Of the many churches of Poole over the years, the Church of Christ, General Baptist, Methodist, and Missionary Baptist are active at present. (This was written prior to 1964.)The Methodist church of Poole merged with the Little Dixie Methodist Church, and now the building houses Bethel Penecostal Church. Early Methodists, General and Missionary Baptists of the community met in the Union Building located in the older section of Shady Grove Cemetery. It was a long building with two front doors: one for men and the other one for ladies - each sitting in a separate pew.
The Christian Church was founded in July, 1872 at Columbus School House about two miles west of Poole. They were there several years. Their first building in Poole was dedicated in 1883. The second was built in the early 1900's; a third one was built on the same lot in 1952. The name "Christian Church" was changed to "Church of Christ".
Shady Grove General Baptist Church united with the Union Associated of the General Baptists in 1842 or 1843. The church had fifty members at the time. Church records were scarce. It was organized April 8, 1880 by G.B. Cavanah and Isaac Henry. In 1879-1880 the church experienced a great religious awakening. It was the last revival held in the old church. It was conducted by Sister Butler; there were many converts and they had 32 additions to the church. The first part of the building was built in 1908 on a lot donated by John Lisman, the druggist at Poole.
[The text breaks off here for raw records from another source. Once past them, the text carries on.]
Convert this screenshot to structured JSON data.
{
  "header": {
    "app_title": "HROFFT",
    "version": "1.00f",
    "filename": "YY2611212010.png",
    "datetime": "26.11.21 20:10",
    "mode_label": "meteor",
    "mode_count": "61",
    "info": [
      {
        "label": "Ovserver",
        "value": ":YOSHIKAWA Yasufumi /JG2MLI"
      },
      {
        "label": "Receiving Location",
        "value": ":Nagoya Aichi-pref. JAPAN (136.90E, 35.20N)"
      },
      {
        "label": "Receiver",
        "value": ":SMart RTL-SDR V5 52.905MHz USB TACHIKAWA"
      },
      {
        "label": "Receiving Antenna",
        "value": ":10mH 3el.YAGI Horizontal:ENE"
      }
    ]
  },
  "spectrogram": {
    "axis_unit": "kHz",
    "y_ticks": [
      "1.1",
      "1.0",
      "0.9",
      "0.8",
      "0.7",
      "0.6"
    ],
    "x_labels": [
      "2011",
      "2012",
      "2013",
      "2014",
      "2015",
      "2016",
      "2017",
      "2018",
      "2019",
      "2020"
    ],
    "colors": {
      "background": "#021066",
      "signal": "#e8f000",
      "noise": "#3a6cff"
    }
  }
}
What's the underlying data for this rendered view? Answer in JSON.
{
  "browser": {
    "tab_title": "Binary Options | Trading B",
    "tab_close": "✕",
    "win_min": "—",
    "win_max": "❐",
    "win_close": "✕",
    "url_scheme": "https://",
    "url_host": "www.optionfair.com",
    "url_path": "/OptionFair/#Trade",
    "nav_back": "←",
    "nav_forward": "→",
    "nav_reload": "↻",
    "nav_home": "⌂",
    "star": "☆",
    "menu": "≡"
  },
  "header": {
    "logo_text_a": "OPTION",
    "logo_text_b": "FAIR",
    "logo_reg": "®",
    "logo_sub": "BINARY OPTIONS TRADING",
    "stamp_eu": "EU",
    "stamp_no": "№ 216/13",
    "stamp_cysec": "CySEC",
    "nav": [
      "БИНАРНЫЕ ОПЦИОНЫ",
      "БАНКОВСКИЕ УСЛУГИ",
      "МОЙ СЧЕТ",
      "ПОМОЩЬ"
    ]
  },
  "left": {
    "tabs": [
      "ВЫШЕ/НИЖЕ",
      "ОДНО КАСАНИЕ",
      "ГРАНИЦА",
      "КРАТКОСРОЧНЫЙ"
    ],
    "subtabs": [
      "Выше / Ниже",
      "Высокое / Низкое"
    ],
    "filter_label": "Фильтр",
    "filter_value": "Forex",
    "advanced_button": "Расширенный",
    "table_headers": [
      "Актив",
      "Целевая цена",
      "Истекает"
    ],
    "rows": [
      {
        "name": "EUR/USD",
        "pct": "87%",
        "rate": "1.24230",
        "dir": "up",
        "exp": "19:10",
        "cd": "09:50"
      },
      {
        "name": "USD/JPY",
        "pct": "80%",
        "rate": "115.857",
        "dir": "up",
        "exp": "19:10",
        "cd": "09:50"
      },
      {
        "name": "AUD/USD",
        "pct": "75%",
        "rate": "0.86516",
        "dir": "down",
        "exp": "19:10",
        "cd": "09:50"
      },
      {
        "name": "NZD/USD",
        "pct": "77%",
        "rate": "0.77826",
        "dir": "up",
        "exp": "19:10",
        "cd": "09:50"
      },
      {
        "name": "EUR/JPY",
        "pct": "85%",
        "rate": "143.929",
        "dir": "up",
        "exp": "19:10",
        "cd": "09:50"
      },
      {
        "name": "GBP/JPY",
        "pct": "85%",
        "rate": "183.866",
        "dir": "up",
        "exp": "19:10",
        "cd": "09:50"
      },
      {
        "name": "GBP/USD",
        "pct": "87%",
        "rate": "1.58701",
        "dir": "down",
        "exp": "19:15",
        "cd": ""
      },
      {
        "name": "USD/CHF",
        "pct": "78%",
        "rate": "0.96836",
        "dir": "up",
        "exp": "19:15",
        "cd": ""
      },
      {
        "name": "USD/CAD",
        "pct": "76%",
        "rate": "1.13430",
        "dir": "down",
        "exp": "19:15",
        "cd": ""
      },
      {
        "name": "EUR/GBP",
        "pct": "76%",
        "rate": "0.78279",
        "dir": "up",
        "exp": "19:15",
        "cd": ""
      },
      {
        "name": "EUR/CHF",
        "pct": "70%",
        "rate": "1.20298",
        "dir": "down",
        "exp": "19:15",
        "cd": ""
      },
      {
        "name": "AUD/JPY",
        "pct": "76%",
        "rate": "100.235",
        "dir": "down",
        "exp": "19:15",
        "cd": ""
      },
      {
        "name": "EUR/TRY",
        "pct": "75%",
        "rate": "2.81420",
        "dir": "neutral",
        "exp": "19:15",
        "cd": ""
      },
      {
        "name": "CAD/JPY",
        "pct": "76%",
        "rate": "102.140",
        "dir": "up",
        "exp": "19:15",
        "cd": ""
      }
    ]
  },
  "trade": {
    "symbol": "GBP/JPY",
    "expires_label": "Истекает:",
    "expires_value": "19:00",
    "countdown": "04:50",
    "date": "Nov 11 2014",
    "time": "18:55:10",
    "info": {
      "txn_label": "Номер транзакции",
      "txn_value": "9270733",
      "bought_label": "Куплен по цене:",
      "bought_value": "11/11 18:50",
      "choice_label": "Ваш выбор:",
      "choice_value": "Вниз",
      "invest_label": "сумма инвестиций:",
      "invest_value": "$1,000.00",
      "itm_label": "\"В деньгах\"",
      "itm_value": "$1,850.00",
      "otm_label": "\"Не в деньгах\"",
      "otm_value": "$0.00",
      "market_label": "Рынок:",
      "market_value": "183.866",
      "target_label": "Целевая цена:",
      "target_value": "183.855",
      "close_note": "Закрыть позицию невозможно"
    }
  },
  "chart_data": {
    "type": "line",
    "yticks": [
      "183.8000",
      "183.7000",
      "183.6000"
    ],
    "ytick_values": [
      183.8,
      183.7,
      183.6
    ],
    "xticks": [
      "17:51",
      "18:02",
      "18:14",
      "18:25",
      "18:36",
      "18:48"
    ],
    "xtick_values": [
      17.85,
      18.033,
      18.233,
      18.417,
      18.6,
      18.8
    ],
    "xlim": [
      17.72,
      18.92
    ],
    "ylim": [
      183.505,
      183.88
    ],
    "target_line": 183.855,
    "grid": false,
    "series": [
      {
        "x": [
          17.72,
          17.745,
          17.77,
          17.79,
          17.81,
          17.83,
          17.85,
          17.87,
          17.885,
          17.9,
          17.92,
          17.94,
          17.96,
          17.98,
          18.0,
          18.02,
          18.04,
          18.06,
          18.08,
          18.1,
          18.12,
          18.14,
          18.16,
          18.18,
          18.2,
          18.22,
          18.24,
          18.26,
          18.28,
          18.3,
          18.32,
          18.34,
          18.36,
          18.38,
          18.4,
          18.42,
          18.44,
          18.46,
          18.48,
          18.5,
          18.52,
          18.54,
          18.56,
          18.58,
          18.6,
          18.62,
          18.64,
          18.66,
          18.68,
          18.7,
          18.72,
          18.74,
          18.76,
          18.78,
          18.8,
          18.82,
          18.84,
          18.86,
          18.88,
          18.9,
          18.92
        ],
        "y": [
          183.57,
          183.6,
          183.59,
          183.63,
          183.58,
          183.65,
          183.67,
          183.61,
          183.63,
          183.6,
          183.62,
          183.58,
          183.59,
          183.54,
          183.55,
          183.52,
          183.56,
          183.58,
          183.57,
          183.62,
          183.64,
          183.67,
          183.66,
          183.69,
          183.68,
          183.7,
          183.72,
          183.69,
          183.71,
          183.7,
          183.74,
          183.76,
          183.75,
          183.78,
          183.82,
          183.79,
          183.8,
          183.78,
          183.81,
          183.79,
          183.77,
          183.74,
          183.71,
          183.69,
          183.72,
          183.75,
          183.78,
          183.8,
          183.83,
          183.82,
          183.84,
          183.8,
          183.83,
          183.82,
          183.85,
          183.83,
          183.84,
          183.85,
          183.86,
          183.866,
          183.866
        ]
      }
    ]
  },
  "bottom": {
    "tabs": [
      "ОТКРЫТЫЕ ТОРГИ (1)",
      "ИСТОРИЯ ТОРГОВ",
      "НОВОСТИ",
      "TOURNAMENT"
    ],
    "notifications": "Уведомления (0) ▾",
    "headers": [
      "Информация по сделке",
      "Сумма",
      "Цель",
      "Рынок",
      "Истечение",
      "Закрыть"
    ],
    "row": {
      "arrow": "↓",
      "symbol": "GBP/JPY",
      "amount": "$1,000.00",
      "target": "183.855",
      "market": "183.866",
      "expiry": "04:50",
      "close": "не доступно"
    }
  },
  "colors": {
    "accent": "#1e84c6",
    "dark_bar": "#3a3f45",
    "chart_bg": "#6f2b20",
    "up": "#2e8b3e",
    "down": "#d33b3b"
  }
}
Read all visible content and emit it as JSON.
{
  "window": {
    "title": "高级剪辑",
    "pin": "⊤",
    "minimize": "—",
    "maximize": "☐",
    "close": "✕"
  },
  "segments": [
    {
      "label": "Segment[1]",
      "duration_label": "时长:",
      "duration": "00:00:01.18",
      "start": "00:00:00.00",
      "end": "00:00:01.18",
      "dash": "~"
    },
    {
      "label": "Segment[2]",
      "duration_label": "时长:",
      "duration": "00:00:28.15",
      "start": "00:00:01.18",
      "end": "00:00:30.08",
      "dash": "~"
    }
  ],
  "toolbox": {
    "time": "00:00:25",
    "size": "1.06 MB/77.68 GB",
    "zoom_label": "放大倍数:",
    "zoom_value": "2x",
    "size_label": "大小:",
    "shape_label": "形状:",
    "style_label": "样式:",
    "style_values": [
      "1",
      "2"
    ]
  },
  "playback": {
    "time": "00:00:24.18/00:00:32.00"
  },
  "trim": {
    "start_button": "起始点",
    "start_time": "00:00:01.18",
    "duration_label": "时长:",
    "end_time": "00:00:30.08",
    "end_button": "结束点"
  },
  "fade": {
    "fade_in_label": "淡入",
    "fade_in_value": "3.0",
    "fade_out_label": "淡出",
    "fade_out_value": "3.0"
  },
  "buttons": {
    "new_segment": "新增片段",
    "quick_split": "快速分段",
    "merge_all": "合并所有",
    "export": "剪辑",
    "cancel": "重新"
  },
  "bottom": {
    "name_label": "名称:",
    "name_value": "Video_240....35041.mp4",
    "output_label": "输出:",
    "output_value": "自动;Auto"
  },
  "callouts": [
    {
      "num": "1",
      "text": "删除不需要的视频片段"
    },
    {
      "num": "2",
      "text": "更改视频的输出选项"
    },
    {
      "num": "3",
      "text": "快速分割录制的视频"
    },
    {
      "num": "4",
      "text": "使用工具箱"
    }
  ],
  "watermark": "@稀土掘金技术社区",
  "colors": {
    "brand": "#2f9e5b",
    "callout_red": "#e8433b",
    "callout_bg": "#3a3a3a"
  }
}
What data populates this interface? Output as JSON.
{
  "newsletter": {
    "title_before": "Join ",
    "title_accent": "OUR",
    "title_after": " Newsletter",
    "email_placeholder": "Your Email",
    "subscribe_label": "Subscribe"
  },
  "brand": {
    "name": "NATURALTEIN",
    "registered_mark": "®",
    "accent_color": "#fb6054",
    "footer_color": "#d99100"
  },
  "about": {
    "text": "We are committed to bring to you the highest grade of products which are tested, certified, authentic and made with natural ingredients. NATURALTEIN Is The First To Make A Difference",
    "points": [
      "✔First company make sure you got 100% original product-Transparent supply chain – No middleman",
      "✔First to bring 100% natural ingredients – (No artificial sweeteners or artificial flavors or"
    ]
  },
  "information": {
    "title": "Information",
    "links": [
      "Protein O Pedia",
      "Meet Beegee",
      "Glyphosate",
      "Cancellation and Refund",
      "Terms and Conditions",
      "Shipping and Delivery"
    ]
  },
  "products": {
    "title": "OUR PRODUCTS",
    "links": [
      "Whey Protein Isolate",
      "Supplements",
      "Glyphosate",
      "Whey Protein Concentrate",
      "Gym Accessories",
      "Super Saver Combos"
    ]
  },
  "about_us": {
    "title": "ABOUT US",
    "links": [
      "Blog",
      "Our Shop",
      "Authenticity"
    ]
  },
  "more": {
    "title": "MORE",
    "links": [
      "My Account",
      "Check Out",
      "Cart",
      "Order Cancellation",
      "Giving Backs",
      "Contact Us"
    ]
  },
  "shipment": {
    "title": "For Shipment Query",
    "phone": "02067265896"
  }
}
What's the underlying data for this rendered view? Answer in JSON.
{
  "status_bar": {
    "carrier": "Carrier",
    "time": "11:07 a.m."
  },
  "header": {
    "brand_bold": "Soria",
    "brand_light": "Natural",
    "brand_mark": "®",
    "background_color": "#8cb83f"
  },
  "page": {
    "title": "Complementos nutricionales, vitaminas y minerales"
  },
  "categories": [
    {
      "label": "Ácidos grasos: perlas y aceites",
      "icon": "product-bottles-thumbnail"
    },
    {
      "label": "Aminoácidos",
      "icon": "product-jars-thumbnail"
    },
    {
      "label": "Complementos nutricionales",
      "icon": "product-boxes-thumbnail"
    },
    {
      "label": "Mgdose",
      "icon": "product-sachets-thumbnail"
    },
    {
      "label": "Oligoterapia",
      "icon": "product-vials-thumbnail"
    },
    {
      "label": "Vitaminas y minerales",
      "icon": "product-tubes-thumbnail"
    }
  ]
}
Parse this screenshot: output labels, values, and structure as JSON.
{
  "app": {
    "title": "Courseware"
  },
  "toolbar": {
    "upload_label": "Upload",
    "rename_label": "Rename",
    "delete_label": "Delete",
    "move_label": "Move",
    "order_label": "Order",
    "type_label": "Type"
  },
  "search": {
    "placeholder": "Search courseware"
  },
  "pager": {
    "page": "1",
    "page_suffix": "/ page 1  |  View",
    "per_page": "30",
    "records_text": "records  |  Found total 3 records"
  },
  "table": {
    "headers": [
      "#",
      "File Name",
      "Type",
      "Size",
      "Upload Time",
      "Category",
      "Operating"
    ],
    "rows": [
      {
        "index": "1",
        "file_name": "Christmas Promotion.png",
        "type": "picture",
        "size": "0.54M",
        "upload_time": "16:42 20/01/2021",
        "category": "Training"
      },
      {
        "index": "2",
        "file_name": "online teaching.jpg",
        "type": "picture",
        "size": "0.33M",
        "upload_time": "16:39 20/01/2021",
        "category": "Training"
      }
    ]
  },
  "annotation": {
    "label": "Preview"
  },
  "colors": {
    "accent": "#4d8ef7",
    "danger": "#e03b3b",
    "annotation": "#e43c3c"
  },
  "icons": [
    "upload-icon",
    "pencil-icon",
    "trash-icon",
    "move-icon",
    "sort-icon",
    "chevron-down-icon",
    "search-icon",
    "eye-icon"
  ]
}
In 1880-1892 Poole had four tobacco factories employing 100 to 125 men. The tobacco leaves were pressed here and taken to the railroad in Corydon or Henderson and shipped directly to England.
In 1884 the citizens of Poole organized an independent telephone exchange having their own lines, boxes and exchange. It was operating until 1903. The Poole Deposit Bank was established in 1902 and has continued to grow.
In 1889 a granddaughter of John V. Poole became Postmistress; the town was still known as Poole's Mill. Her father, William Poole, operated a brick kiln on the lot where the post office then stood.
In 1883 a second store was opened by Allen Melton; a third was opened by Cruize Watkins. J. S. Lisman opened a drug store with a branch at Dixie to take care of the working of the doctors. He also had large honey hives, which furnished everyone with honey. The doctors were Dr. Bethel, Will and Elijah Thornberry, who moved to New Mexico. We remember also later Doctors R. C. Duncan and J. L. Lynn.
At one time Poole had a good school; it has been a legend in the history of Poole sine the late 1880's. In 1885 Poole Academy was organized by Professor John V. Poole, a grandchild of founders John and Jane Poole. At the time of Poole Academy there were no schools in Kentucky. He paid a partial payment from a public tax that was unusual. To complete a salary of $25.00 a month, it was necessary for him to collect amounts from the school patrons. Professor Poole taught for several years in a one-room school that contained a fireplace and puncheon benches. He taught children from the kindergarten to much older ones. He taught from such books as McGuffey Reader, Blue Back Spelling Book and Ray's Arithmetic. Professor Poole met with the leaders from the First and Second Districts to formulate the first bill for graded public schools in Kentucky.
In 1928 the first high school was built and named Poole High School. Twenty-six-year old Emerson Crowley, a member of the first graduating class in Poole, became the first principal. He was an atletic hero and became coach of the first basketball team. The WPA Project built the gymnasium part in the year 1938. Some people still remember wagon teams used to haul gravel to build the basement. After this the first band was organized and taught by Miss Dorothy McMullen. Some of the teachers were Albertine Fulcher, Maggie Powell, Mary Agnes Jewell, Alma Williams, Adelia Russell, Gertie Russell, Eleanor Mae Bridwell. In the 1930's Poole School had expanded to volleyball, tennis, croquet and horseshoes. The school was destroyed by fire in January 1959.